Does ‘IPO’ spell investment success?
If you’ve ever spent any time among investors, you’re bound to have heard someone say: “If only I had gotten in on the ground floor of Company A (or Company B or Company C).”
In investment terms, “getting in on the ground floor” means buying a company’s shares when they first go on sale — an initial public offering (IPO), to use the official term. But is it really that desirable to invest in an IPO?
Initially, you might see a big spike in the stock price of a company that’s just gone through an IPO. But, over time, these companies are subject to the same economic and market forces as all other businesses. Consequently, their stock prices will go up and down.
So before you buy shares through an IPO, you’ll want to evaluate the company thoroughly. Are its products or services competitive? Does it have a track record of consistent growth? Does it belong to a thriving industry? Is its management team experienced? You can get some of this information from a company’s prospectus, but you will also want to do some outside reading, as well as consult with your financial advisor. Obviously, the more you know, the better off you will be.

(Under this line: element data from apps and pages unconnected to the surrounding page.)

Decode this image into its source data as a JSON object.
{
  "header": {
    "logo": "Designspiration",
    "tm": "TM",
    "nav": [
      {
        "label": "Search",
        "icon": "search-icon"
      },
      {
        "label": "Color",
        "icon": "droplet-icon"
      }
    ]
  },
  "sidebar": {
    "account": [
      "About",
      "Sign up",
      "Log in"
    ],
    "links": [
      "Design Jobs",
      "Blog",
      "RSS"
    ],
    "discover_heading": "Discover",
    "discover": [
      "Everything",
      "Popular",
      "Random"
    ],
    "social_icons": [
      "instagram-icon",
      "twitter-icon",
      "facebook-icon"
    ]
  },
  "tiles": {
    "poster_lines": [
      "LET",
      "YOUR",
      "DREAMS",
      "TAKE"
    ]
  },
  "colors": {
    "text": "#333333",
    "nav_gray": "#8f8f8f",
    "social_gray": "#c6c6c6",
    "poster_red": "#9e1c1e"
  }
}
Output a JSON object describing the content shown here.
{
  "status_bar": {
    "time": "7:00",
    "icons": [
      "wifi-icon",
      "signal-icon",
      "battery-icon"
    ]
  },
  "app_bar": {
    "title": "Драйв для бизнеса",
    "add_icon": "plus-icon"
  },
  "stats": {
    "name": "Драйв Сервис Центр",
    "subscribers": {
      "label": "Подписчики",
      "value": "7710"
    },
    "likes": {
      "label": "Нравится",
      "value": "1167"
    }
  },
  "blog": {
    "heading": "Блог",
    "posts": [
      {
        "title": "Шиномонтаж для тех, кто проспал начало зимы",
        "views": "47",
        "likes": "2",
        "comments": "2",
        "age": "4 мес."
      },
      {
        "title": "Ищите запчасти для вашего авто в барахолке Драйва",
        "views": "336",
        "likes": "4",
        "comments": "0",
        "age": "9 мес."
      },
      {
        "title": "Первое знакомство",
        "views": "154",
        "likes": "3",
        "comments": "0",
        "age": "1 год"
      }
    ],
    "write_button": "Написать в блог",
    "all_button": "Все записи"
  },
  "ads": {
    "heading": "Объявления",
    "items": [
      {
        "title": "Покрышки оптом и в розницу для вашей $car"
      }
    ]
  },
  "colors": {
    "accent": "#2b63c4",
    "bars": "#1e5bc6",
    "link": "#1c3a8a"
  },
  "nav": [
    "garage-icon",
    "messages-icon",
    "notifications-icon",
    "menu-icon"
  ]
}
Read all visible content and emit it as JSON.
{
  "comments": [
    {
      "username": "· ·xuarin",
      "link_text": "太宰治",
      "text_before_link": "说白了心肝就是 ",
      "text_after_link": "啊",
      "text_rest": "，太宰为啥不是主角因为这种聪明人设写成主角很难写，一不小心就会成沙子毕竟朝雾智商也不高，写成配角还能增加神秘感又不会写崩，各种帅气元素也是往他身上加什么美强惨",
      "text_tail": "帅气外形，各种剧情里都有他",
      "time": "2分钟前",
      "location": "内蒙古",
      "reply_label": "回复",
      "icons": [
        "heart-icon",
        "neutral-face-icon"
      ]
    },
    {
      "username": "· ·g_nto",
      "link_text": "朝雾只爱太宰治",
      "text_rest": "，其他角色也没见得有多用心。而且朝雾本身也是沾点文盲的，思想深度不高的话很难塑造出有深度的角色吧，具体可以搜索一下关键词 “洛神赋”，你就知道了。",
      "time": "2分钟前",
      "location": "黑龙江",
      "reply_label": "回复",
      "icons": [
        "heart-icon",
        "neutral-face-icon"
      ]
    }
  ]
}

In any case, if you do invest in an IPO, don’t go into it thinking that you are going to make a “killing.” Instead, look at an IPO as a long-term investment. If it’s a stock that fits well into your overall portfolio, getting in on the ground floor may help you build a strong foundation for achieving your long-term goals.